_WORK REQUEST:_ Scan the entries below and extract each line with the word "this" in it.

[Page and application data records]
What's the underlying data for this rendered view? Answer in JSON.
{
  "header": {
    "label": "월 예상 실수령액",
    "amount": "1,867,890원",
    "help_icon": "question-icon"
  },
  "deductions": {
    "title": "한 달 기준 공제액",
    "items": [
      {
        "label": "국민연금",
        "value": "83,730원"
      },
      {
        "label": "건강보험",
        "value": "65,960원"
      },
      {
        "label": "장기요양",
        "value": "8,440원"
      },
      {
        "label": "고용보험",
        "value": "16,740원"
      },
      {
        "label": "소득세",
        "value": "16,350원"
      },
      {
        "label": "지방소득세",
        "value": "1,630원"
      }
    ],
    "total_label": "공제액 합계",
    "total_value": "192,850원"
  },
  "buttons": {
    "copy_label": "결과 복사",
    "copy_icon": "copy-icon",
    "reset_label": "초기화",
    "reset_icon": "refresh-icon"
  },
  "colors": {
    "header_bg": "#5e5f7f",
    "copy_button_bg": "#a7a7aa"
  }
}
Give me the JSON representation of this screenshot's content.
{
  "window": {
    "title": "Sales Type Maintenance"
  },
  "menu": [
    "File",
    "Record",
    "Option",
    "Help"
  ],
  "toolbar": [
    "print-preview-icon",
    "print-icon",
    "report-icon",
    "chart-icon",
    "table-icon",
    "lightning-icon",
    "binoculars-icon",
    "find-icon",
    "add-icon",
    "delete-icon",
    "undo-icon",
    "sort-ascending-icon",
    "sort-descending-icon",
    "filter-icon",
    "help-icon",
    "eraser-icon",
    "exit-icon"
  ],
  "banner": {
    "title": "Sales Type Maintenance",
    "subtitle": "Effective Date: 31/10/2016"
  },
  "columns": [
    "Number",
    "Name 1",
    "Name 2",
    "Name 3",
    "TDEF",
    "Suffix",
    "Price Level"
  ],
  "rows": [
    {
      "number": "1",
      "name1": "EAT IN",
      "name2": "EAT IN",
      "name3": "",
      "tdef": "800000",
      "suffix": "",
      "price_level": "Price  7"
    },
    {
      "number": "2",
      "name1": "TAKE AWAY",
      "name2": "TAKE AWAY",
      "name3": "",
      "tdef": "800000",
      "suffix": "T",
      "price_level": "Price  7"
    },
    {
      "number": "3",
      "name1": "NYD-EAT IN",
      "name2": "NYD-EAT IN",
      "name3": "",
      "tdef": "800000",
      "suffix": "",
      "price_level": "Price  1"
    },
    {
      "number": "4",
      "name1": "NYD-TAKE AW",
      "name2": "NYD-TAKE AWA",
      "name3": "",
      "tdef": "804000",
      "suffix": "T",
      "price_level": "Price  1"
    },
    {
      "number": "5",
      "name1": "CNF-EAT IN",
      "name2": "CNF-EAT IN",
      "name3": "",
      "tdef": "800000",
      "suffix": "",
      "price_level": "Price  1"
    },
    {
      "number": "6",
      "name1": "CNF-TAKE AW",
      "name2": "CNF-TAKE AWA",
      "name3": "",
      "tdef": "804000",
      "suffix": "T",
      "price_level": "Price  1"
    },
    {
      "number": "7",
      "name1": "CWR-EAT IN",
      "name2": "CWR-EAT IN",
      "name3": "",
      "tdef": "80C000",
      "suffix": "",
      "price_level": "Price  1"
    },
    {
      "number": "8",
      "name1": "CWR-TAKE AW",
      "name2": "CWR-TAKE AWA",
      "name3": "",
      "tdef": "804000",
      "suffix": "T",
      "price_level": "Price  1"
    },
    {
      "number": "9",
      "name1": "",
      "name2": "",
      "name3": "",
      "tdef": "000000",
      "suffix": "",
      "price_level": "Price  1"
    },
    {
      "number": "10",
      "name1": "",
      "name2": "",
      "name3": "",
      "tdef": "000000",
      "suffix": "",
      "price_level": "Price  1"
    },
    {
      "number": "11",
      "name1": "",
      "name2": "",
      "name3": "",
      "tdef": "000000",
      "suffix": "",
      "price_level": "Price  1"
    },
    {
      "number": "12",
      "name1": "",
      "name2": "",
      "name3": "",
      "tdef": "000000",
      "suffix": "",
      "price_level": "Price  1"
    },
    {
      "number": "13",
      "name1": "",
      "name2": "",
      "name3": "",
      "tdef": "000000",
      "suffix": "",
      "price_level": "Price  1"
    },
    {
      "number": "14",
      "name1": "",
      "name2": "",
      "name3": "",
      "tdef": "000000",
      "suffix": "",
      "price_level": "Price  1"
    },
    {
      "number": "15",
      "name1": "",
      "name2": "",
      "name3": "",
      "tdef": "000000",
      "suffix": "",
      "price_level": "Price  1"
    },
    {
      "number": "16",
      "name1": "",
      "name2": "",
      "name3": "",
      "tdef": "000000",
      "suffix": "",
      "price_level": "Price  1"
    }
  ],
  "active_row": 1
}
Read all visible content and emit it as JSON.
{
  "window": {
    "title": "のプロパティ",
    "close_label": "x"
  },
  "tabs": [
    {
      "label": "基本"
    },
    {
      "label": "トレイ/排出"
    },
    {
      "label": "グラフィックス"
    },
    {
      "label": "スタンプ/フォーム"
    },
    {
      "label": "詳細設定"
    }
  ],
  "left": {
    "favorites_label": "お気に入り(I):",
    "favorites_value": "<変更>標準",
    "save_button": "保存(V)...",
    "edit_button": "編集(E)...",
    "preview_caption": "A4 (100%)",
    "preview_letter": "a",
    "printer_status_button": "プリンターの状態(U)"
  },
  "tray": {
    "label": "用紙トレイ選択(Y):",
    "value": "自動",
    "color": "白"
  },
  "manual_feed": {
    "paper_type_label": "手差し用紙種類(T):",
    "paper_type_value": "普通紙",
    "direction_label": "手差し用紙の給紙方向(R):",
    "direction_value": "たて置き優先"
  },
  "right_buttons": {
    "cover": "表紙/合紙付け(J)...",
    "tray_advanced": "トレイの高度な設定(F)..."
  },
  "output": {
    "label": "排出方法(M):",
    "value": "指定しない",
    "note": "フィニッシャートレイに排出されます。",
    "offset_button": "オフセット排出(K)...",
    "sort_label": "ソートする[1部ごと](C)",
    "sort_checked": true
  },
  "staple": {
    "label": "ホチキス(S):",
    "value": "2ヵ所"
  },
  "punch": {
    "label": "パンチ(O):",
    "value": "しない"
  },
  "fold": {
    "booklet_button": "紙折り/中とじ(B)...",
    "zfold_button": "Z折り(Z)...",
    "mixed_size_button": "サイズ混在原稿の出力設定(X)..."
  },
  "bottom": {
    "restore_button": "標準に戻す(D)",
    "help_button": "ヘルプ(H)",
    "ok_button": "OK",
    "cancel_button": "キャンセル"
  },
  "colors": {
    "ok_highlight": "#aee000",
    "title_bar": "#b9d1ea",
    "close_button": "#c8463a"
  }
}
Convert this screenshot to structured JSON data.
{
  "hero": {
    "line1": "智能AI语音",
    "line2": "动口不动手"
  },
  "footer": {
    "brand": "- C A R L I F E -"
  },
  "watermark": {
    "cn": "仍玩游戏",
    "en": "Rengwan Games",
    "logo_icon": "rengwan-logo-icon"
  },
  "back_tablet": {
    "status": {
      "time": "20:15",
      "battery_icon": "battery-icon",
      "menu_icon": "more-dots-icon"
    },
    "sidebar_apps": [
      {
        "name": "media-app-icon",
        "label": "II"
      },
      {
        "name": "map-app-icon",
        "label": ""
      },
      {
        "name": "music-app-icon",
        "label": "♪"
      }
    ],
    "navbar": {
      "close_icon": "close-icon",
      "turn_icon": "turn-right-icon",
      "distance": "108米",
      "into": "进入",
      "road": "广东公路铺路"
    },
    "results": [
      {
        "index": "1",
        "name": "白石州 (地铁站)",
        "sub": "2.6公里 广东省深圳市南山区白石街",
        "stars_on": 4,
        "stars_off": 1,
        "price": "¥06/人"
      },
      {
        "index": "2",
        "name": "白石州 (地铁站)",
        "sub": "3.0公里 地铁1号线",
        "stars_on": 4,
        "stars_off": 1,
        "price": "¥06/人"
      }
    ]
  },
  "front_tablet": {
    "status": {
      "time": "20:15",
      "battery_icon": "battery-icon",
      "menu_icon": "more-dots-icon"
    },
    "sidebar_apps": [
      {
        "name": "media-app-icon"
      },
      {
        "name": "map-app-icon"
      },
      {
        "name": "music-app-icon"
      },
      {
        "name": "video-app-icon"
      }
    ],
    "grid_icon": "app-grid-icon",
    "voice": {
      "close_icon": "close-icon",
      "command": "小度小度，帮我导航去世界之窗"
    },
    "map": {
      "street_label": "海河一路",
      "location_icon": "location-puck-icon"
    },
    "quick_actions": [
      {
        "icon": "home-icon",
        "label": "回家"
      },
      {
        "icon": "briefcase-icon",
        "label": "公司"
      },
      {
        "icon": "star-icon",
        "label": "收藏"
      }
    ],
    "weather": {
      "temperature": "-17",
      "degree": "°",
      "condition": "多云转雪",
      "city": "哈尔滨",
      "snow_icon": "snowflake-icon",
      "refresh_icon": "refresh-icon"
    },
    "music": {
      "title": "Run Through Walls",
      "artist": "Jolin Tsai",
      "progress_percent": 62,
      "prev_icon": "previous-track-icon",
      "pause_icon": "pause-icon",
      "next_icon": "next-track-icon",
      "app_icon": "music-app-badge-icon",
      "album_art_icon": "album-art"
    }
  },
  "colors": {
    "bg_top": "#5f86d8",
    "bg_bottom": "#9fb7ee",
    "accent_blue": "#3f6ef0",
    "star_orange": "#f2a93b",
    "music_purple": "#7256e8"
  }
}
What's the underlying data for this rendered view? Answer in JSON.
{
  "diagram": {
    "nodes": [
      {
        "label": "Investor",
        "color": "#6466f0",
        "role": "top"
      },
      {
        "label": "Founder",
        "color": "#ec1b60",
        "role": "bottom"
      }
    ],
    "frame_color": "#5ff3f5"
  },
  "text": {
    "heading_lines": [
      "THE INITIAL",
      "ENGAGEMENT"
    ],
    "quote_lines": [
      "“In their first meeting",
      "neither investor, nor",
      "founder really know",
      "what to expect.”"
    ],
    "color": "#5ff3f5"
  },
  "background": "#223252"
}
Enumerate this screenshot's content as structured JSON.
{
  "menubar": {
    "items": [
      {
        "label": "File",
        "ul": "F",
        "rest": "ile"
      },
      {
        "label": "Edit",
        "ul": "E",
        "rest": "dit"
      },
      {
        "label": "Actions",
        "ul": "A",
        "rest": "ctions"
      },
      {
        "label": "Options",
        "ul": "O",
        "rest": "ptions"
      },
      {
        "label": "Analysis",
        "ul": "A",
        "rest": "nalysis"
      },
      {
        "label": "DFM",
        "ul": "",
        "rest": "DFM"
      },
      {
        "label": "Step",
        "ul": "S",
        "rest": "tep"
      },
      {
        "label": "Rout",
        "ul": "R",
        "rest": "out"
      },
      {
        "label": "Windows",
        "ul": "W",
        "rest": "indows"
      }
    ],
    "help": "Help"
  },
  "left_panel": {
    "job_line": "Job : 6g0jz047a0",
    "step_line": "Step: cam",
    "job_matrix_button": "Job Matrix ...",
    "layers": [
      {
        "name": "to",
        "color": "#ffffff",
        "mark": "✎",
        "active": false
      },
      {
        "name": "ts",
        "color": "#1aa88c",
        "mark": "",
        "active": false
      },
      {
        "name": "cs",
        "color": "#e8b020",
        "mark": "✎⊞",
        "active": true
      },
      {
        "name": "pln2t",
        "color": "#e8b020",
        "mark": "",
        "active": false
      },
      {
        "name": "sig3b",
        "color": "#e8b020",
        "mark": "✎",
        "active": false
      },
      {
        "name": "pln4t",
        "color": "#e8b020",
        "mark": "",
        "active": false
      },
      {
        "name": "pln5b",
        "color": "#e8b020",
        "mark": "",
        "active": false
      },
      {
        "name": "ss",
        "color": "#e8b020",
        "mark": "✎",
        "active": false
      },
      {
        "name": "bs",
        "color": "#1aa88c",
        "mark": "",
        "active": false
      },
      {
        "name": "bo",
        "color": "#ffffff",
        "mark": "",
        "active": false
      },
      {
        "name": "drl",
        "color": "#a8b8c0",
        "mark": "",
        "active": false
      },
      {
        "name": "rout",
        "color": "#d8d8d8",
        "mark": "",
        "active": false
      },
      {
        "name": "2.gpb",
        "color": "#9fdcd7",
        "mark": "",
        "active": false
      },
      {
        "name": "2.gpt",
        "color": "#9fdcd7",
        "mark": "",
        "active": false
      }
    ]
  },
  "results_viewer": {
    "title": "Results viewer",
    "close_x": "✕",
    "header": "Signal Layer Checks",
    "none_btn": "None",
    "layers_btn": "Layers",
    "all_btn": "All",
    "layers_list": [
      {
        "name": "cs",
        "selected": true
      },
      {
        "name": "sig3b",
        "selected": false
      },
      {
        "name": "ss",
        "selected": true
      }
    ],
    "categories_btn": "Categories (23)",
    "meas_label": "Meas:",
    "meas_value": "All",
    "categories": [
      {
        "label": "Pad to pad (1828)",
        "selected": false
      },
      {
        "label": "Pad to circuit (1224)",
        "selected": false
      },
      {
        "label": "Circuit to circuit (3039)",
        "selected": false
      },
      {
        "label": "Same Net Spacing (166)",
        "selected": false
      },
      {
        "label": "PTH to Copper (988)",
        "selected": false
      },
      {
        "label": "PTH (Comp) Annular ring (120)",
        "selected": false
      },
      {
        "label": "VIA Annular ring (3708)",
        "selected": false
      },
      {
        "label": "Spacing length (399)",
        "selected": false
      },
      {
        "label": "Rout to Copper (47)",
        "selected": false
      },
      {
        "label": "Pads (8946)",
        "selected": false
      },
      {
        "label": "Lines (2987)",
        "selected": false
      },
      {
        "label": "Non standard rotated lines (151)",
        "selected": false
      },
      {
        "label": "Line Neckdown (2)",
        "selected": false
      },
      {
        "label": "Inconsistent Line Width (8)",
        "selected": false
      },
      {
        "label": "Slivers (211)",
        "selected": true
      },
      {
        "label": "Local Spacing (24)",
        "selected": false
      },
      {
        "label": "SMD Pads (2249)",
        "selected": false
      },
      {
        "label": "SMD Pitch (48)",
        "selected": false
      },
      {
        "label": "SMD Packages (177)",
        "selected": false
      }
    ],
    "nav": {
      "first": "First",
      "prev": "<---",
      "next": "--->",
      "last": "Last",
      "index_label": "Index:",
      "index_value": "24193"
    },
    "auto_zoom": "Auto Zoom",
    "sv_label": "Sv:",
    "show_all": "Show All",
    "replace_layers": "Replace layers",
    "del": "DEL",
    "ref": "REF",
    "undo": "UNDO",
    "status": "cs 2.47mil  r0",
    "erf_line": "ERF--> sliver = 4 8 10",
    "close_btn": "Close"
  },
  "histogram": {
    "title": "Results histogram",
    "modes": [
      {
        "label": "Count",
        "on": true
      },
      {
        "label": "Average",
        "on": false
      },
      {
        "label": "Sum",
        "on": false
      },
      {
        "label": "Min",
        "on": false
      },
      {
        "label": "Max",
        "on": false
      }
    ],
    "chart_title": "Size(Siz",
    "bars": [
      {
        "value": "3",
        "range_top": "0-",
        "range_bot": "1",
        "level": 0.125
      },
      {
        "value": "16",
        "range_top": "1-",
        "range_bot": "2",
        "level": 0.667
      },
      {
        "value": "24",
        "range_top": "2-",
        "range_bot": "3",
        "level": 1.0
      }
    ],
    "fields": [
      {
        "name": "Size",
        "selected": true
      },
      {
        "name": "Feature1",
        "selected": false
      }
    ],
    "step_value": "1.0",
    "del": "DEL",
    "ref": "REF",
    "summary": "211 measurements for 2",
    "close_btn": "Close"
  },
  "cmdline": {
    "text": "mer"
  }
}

_RESULT OF THE TASK:_
What's the underlying data for this rendered view? Answer in JSON.
Give me the JSON representation of this screenshot's content.
Convert this screenshot to structured JSON data.
What's the underlying data for this rendered view? Answer in JSON.
Enumerate this screenshot's content as structured JSON.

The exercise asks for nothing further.